  • Trap Emitter 200

The part that spits the poison or shoots the arrows (You may have multiple of these per each trigger)

  • Trap Target 200 (You can have multiple of these per each trigger)

Where you want the arrows to be shot towards

  • Trap trigger 50

Where the player must step to activate the emitter (More to come)

[7] Edit Backdrop[edit | edit source]

Allows you to change the sky and general mood or ambiance of your map. Brings up a picklist.

Note: current versions of the Foundry Editor do not properly handle music tracks placed here. Use the sound object and set it to play when "Objective in Progress" on your first objective as a workaround.

[10] Toggles snap to grid[edit | edit source]

When you're placing something, it will snap to the grid. This can be very helpful in placement, but sometimes when you are trying to stack NPCs who had to be carefully placed (or other items), you may want to turn the grid snap off. This button will toggle it for you.

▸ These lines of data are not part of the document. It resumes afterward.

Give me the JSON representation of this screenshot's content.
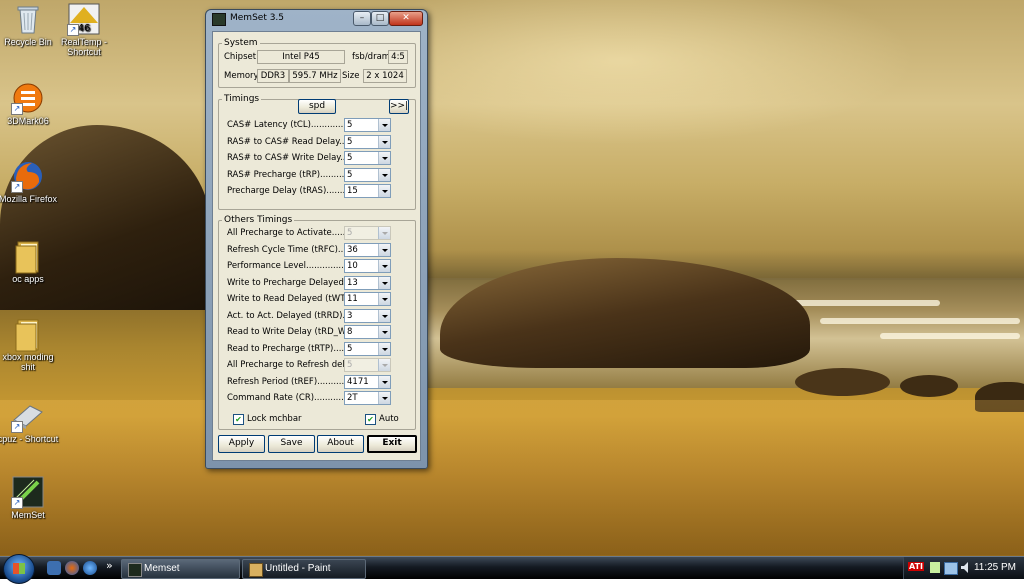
{
  "desktop": {
    "icons": [
      {
        "label": "Recycle Bin"
      },
      {
        "label": "RealTemp - Shortcut",
        "badge": "46"
      },
      {
        "label": "3DMark06"
      },
      {
        "label": "Mozilla Firefox"
      },
      {
        "label": "oc apps"
      },
      {
        "label": "xbox moding shit"
      },
      {
        "label": "cpuz - Shortcut"
      },
      {
        "label": "MemSet"
      }
    ]
  },
  "window": {
    "title": "MemSet 3.5",
    "controls": {
      "minimize": "–",
      "maximize": "□",
      "close": "✕"
    },
    "system": {
      "legend": "System",
      "chipset_label": "Chipset",
      "chipset_value": "Intel P45",
      "fsb_label": "fsb/dram",
      "fsb_value": "4:5",
      "memory_label": "Memory",
      "memory_type": "DDR3",
      "memory_freq": "595.7 MHz",
      "size_label": "Size",
      "size_value": "2 x 1024"
    },
    "timings": {
      "legend": "Timings",
      "spd_button": "spd",
      "expand_button": ">>|",
      "rows": [
        {
          "label": "CAS# Latency (tCL)...............",
          "value": "5",
          "disabled": false
        },
        {
          "label": "RAS# to CAS# Read Delay........",
          "value": "5",
          "disabled": false
        },
        {
          "label": "RAS# to CAS# Write Delay.......",
          "value": "5",
          "disabled": false
        },
        {
          "label": "RAS# Precharge (tRP).............",
          "value": "5",
          "disabled": false
        },
        {
          "label": "Precharge Delay  (tRAS)...........",
          "value": "15",
          "disabled": false
        }
      ]
    },
    "others": {
      "legend": "Others Timings",
      "rows": [
        {
          "label": "All Precharge to Activate...............",
          "value": "5",
          "disabled": true
        },
        {
          "label": "Refresh Cycle Time (tRFC)...........",
          "value": "36",
          "disabled": false
        },
        {
          "label": "Performance Level.......................",
          "value": "10",
          "disabled": false
        },
        {
          "label": "Write to Precharge Delayed.........",
          "value": "13",
          "disabled": false
        },
        {
          "label": "Write to Read Delayed (tWTR).......",
          "value": "11",
          "disabled": false
        },
        {
          "label": "Act. to Act. Delayed (tRRD)..........",
          "value": "3",
          "disabled": false
        },
        {
          "label": "Read to Write Delay (tRD_WR).......",
          "value": "8",
          "disabled": false
        },
        {
          "label": "Read to Precharge (tRTP)............",
          "value": "5",
          "disabled": false
        },
        {
          "label": "All Precharge to Refresh delay.........",
          "value": "5",
          "disabled": true
        },
        {
          "label": "Refresh Period (tREF)..................",
          "value": "4171",
          "disabled": false
        },
        {
          "label": "Command Rate (CR)....................",
          "value": "2T",
          "disabled": false
        }
      ],
      "lock_label": "Lock mchbar",
      "lock_checked": true,
      "auto_label": "Auto",
      "auto_checked": true
    },
    "buttons": {
      "apply": "Apply",
      "save": "Save",
      "about": "About",
      "exit": "Exit"
    }
  },
  "taskbar": {
    "tasks": [
      {
        "label": "Memset",
        "active": true
      },
      {
        "label": "Untitled - Paint",
        "active": false
      }
    ],
    "overflow": "»",
    "tray_text": "ATI",
    "clock": "11:25 PM"
  }
}
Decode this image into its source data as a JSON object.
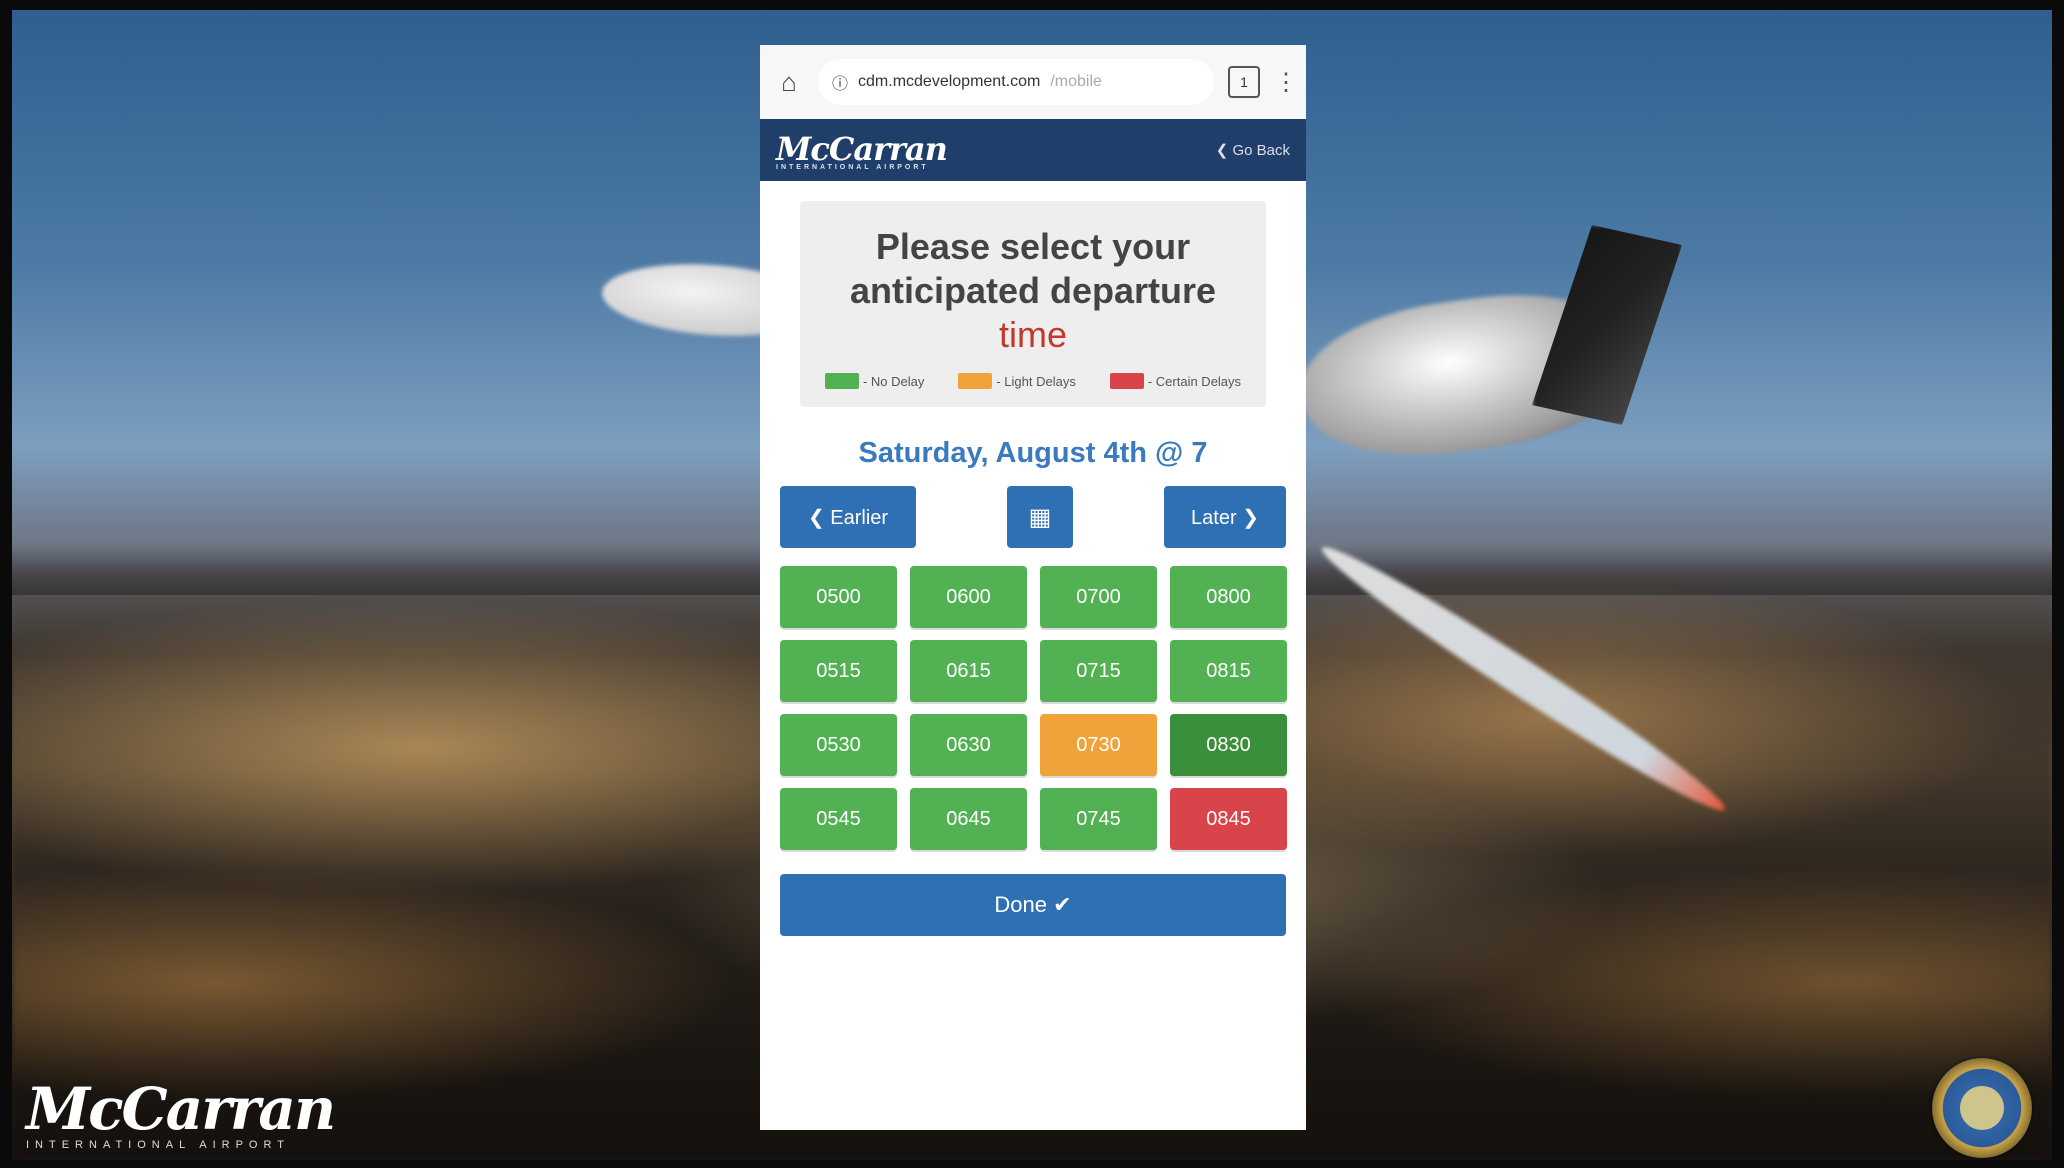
{
  "colors": {
    "green": "#52b152",
    "orange": "#f0a33a",
    "red": "#d9434a",
    "dark_green": "#3a8f3a",
    "blue": "#2f6fb3",
    "navy": "#1f3e6a"
  },
  "background": {
    "logo_text": "McCarran",
    "logo_sub": "INTERNATIONAL AIRPORT",
    "seal_icon": "faa-seal-icon"
  },
  "browser": {
    "address": "cdm.mcdevelopment.com",
    "address_path": "/mobile",
    "tabs_count": "1"
  },
  "appbar": {
    "brand": "McCarran",
    "brand_sub": "INTERNATIONAL AIRPORT",
    "back_label": "❮ Go Back"
  },
  "prompt": {
    "line1": "Please select your",
    "line2": "anticipated departure",
    "line3": "time"
  },
  "legend": [
    {
      "label": "- No Delay",
      "color": "#52b152"
    },
    {
      "label": "- Light Delays",
      "color": "#f0a33a"
    },
    {
      "label": "- Certain Delays",
      "color": "#d9434a"
    }
  ],
  "date_label": "Saturday, August 4th @ 7",
  "nav": {
    "earlier": "❮ Earlier",
    "calendar_icon": "calendar-icon",
    "later": "Later ❯"
  },
  "slots": [
    {
      "time": "0500",
      "status": "green"
    },
    {
      "time": "0600",
      "status": "green"
    },
    {
      "time": "0700",
      "status": "green"
    },
    {
      "time": "0800",
      "status": "green"
    },
    {
      "time": "0515",
      "status": "green"
    },
    {
      "time": "0615",
      "status": "green"
    },
    {
      "time": "0715",
      "status": "green"
    },
    {
      "time": "0815",
      "status": "green"
    },
    {
      "time": "0530",
      "status": "green"
    },
    {
      "time": "0630",
      "status": "green"
    },
    {
      "time": "0730",
      "status": "orange"
    },
    {
      "time": "0830",
      "status": "dark_green"
    },
    {
      "time": "0545",
      "status": "green"
    },
    {
      "time": "0645",
      "status": "green"
    },
    {
      "time": "0745",
      "status": "green"
    },
    {
      "time": "0845",
      "status": "red"
    }
  ],
  "done_label": "Done ✔"
}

[13] Duplicate map.[edit | edit source]

This allows you to duplicate your current map. As of 13 July 2013, it is advised that, when duplicating a map, do so before you place any interactions or dialogue onto the map at all. Otherwise, when you duplicate, every item you ever placed will bug and contain said dialogue or interaction.

This button is especially important if you will need your player to visit the same area multiple times, since maps cannot be re-used.

[15] Specials tab.[edit | edit source]

This is where you click to place things like your spawn point, respawn point, sounds, etc. You have a budget of 1 spawn point, 1 respawn point per map (not per quest or per campaign).

[16] Details tab.[edit | edit source]

This is where you will find anything from massive stones and walls to barrels or paintings. You have a budget of 1500 details per map (not per quest or per campaign).

[17] Clusters tab OR Rooms tab.[edit | edit source]

On a pre-fabricated (ready-made) map, this will be Clusters. In a custom map, it will be Rooms. Here, you will be able to find groups of already put-together objects or items such as a group of tents or a house already decorated. If it is a custom map, you will find things such as cave tunnels, crypt or human interior hallways, and large rooms such as the royal crypt or a gigantic pre-fabricated cave room.

[18] Traps tab.[edit | edit source]

Here, you can set traps.

  • Trap emitter: this is where the trap's deadly missiles shoot from
  • Trap target: this is where the trap shoots towards. It doesn't have to shoot towards the trap trigger plate (it can shoot towards the back, where the cleric stands, for example)
  • Trap trigger: where the player must step to activate the trap

[19] Teleporters tab[edit | edit source]

This is where working teleporters are found. You can use fake props that look like teleporters from the details tab... but only teleporters taken from this tab will operate as teleporters. Teleporters cannot be triggered with appear when/disappear when like other items. You have a budget of 20 teleporters per map (not per quest or per campaign).

[20] NPCs tab[edit | edit source]

This is where you can get NPCs that are able to have dialogue and that are friendly towards the player. You have a budget of only 50 NPCs per map (not per quest or per campaign).

[21] Encounters tab[edit | edit source]

This is where you can set enemy (or friendly fighting) encounters. To find friendly encounters that will fight on your side, search for Guards. You have a budget of 50 encounters per map (not per quest or campaign).

[24] Unplaced Components[edit | edit source]

If this box is empty, all is well. If this box has anything in it, it means that you either have not placed a quest-required asset, or have not linked that asset to its section of the story board. To do this, you must go to the story board and click on the yellow triangle with the ! and assign the encounter, the NPC, or the item required for that section of your quest.